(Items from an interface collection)
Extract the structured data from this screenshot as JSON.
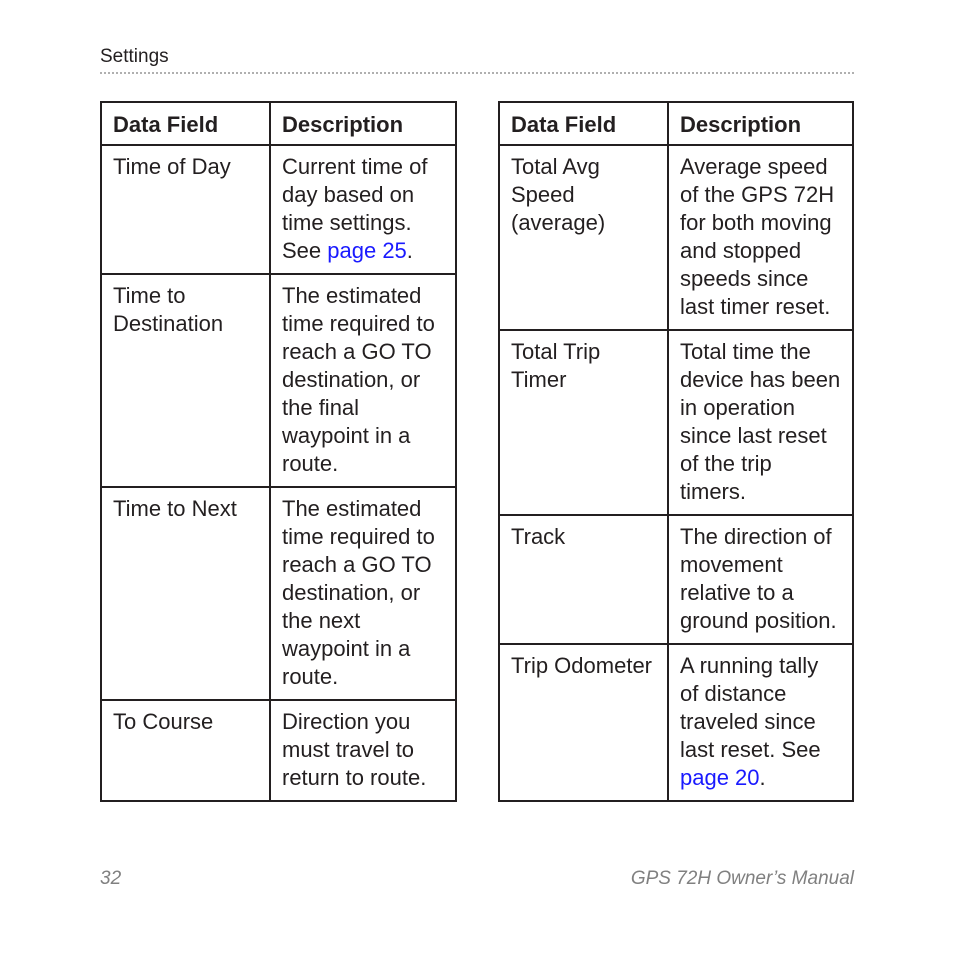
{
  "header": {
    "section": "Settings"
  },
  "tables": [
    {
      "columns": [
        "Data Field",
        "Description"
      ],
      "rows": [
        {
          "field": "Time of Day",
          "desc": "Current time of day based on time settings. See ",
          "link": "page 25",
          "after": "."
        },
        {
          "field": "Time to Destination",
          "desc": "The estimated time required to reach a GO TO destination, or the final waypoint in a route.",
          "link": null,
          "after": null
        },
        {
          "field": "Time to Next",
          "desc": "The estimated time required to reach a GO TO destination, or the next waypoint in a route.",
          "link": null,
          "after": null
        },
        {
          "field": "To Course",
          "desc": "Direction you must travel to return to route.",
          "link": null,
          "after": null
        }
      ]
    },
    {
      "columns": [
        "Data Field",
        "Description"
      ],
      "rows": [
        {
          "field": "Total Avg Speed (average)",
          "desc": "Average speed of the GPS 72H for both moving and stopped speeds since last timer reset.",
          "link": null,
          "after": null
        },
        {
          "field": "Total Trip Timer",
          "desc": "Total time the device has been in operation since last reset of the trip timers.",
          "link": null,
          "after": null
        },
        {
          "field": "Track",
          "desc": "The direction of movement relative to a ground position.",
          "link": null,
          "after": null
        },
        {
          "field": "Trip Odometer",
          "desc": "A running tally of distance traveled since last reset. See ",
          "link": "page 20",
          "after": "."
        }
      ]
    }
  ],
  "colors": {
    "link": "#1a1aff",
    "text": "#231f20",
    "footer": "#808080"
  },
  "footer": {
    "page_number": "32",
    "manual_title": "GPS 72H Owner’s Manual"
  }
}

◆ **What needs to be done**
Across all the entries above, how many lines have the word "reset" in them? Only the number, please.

◆ **Task result**
3